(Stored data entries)
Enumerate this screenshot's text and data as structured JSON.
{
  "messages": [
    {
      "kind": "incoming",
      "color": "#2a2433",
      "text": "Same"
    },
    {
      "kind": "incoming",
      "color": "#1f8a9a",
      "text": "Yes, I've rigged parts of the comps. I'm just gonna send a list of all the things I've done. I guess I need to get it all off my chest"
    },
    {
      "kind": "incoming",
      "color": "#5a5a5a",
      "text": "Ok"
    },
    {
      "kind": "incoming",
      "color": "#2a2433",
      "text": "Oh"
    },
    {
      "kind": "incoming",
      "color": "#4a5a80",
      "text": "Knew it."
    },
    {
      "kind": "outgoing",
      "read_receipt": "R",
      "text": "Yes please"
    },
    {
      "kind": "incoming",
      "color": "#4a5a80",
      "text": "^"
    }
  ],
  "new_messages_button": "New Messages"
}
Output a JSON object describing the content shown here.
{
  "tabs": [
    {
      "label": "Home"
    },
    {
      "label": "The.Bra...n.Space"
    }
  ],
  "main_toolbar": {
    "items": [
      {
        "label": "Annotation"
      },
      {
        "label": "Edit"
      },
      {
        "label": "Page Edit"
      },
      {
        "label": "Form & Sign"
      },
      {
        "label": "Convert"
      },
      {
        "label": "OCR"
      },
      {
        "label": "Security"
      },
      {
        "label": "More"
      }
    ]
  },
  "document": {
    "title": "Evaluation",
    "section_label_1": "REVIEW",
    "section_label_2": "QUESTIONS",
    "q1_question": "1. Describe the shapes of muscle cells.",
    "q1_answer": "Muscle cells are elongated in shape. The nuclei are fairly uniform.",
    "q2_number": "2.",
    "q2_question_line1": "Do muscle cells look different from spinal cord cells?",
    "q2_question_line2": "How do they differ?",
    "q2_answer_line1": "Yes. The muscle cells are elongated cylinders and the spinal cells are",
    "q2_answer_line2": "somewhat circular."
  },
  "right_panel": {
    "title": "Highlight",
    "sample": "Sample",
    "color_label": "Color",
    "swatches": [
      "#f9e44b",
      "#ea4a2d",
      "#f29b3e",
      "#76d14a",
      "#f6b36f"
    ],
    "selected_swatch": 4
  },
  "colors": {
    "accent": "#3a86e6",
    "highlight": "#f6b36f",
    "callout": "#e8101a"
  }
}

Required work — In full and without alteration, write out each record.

Solution to this problem —
Enumerate this screenshot's text and data as structured JSON.
{
  "messages": [
    {
      "kind": "incoming",
      "color": "#2a2433",
      "text": "Same"
    },
    {
      "kind": "incoming",
      "color": "#1f8a9a",
      "text": "Yes, I've rigged parts of the comps. I'm just gonna send a list of all the things I've done. I guess I need to get it all off my chest"
    },
    {
      "kind": "incoming",
      "color": "#5a5a5a",
      "text": "Ok"
    },
    {
      "kind": "incoming",
      "color": "#2a2433",
      "text": "Oh"
    },
    {
      "kind": "incoming",
      "color": "#4a5a80",
      "text": "Knew it."
    },
    {
      "kind": "outgoing",
      "read_receipt": "R",
      "text": "Yes please"
    },
    {
      "kind": "incoming",
      "color": "#4a5a80",
      "text": "^"
    }
  ],
  "new_messages_button": "New Messages"
}
Output a JSON object describing the content shown here.
{
  "tabs": [
    {
      "label": "Home"
    },
    {
      "label": "The.Bra...n.Space"
    }
  ],
  "main_toolbar": {
    "items": [
      {
        "label": "Annotation"
      },
      {
        "label": "Edit"
      },
      {
        "label": "Page Edit"
      },
      {
        "label": "Form & Sign"
      },
      {
        "label": "Convert"
      },
      {
        "label": "OCR"
      },
      {
        "label": "Security"
      },
      {
        "label": "More"
      }
    ]
  },
  "document": {
    "title": "Evaluation",
    "section_label_1": "REVIEW",
    "section_label_2": "QUESTIONS",
    "q1_question": "1. Describe the shapes of muscle cells.",
    "q1_answer": "Muscle cells are elongated in shape. The nuclei are fairly uniform.",
    "q2_number": "2.",
    "q2_question_line1": "Do muscle cells look different from spinal cord cells?",
    "q2_question_line2": "How do they differ?",
    "q2_answer_line1": "Yes. The muscle cells are elongated cylinders and the spinal cells are",
    "q2_answer_line2": "somewhat circular."
  },
  "right_panel": {
    "title": "Highlight",
    "sample": "Sample",
    "color_label": "Color",
    "swatches": [
      "#f9e44b",
      "#ea4a2d",
      "#f29b3e",
      "#76d14a",
      "#f6b36f"
    ],
    "selected_swatch": 4
  },
  "colors": {
    "accent": "#3a86e6",
    "highlight": "#f6b36f",
    "callout": "#e8101a"
  }
}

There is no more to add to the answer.